Grades 10-12

Credit: 1 Unit - Personal Finance Credit

Aerospace Science 300 - Exploring Space, The High Frontier: This is a science course that includes the latest information available in space science and space exploration. The course begins with the study of the space environment from the earliest days of interest in astronomy and early ideas of the heavens, through the Renaissance, and on into modern astronomy. It provides an in-depth study of the Earth, Sun, stars, Moon, and solar system, including the terrestrial and the outer planets. It discusses issues critical to travel in the upper atmosphere such as orbits and trajectories unmanned satellites, and space probes. It investigates the importance of entering space and discusses manned and unmanned space flights, focusing on concepts surrounding spaceflight, space vehicles, launch systems, and space missions. The section on manned spaceflight focuses on the Space Shuttle, space stations and beyond, covering milestones in the endeavor to land on the Moon and to safely orbit humans and crafts for temporary and prolonged periods. The course covers the human aspect of spaceflight, focusing on the human experience in space. It also examines the latest advances in space technology, including robotics in space, the Mars Rover, and commercial uses of space.
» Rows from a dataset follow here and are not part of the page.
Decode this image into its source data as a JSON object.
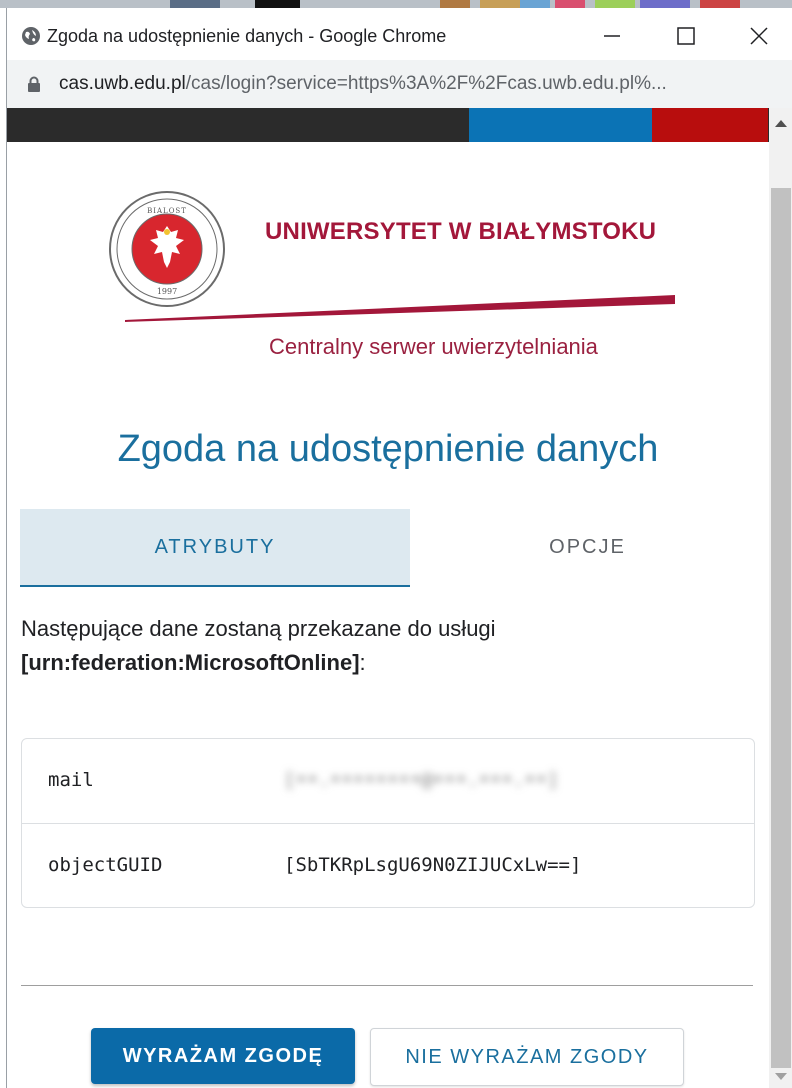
{
  "window": {
    "title": "Zgoda na udostępnienie danych - Google Chrome",
    "url_host": "cas.uwb.edu.pl",
    "url_rest": "/cas/login?service=https%3A%2F%2Fcas.uwb.edu.pl%..."
  },
  "branding": {
    "university_name": "UNIWERSYTET W BIAŁYMSTOKU",
    "subtitle": "Centralny serwer uwierzytelniania",
    "seal_text_top": "UNIVERSITAS BIALOSTOCENSIS",
    "seal_year": "1997"
  },
  "page": {
    "heading": "Zgoda na udostępnienie danych",
    "tabs": [
      {
        "label": "ATRYBUTY",
        "active": true
      },
      {
        "label": "OPCJE",
        "active": false
      }
    ],
    "intro_text": "Następujące dane zostaną przekazane do usługi",
    "service_id": "[urn:federation:MicrosoftOnline]",
    "service_suffix": ":"
  },
  "attributes": [
    {
      "name": "mail",
      "value": "[••.••••••••@•••.•••.••]",
      "blurred": true
    },
    {
      "name": "objectGUID",
      "value": "[SbTKRpLsgU69N0ZIJUCxLw==]",
      "blurred": false
    }
  ],
  "actions": {
    "accept_label": "WYRAŻAM ZGODĘ",
    "deny_label": "NIE WYRAŻAM ZGODY"
  },
  "colors": {
    "brand_red": "#a3173a",
    "accent_blue": "#1a6f9e",
    "button_blue": "#0b6aa8"
  }
}
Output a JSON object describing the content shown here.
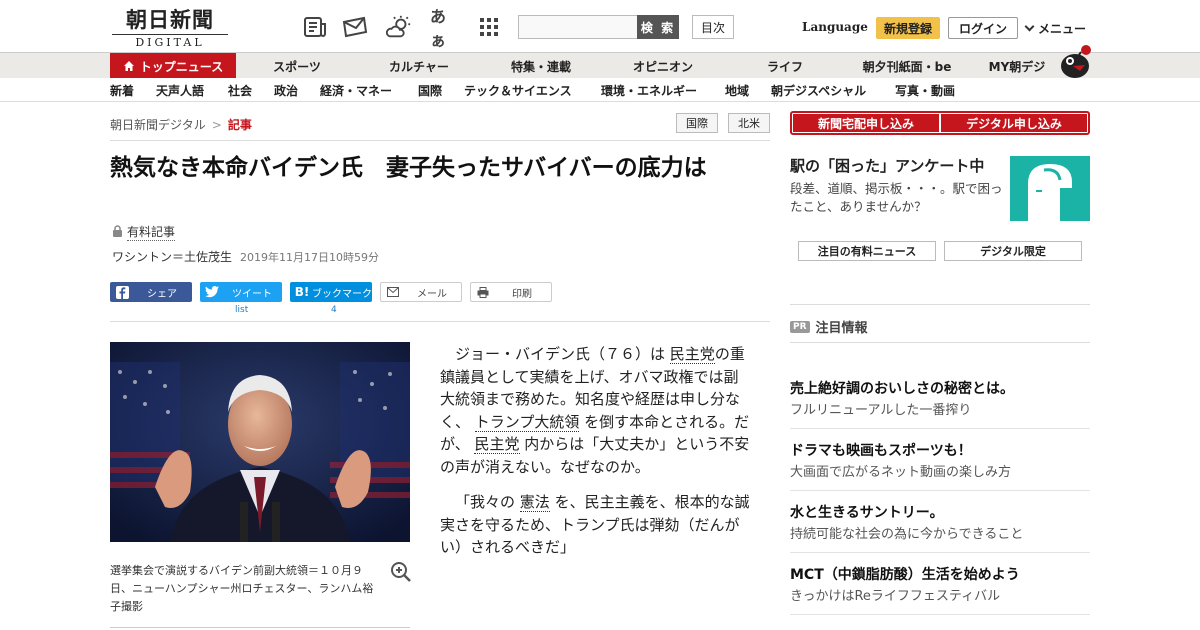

Leadership Education 300 - Life Skills and Career Opportunities: This course it is designed to prepare students for life after high school in the high-tech, globally oriented, and diverse workplace of the 21st century. Students will learn how to become a more confident financial planner and to save, invest, and spend money wisely, as well as how to avoid the credit trap. They will learn about real-life issues such as understanding contracts, leases, warranties, legal notices, personal bills, practical and money-saving strategies for grocery shopping, apartment selection, and life with roommates. The Holland Interest Inventory and other self-assessments will help them to reveal their attitudes, aptitudes, and personal skills. This self-understanding will allow them to explore career paths and understand requirements that they will need to be successful at work and in life. To help students increase their potential for success through education, they will learn how to select a school that is right for them; how to apply for admission to a vocational or technical school, community college, or college/university; and how to succeed in these learning environments. Information is provided on how to conduct the job search for students who wish to enter the workforce right after high school or after additional education and training. They will learn how to prepare a winning résumé, and how to develop effective interviewing skills. Students will become more skilled at using the Internet for career research and learn how to network safely using social media. The text also provides information on working for the federal government to include careers in the military, aerospace industry, and public service. Finally, students will consider the most important elements of life skills for all Americans: civic responsibilities, such as volunteering, registering to vote, jury duty, and draft registration.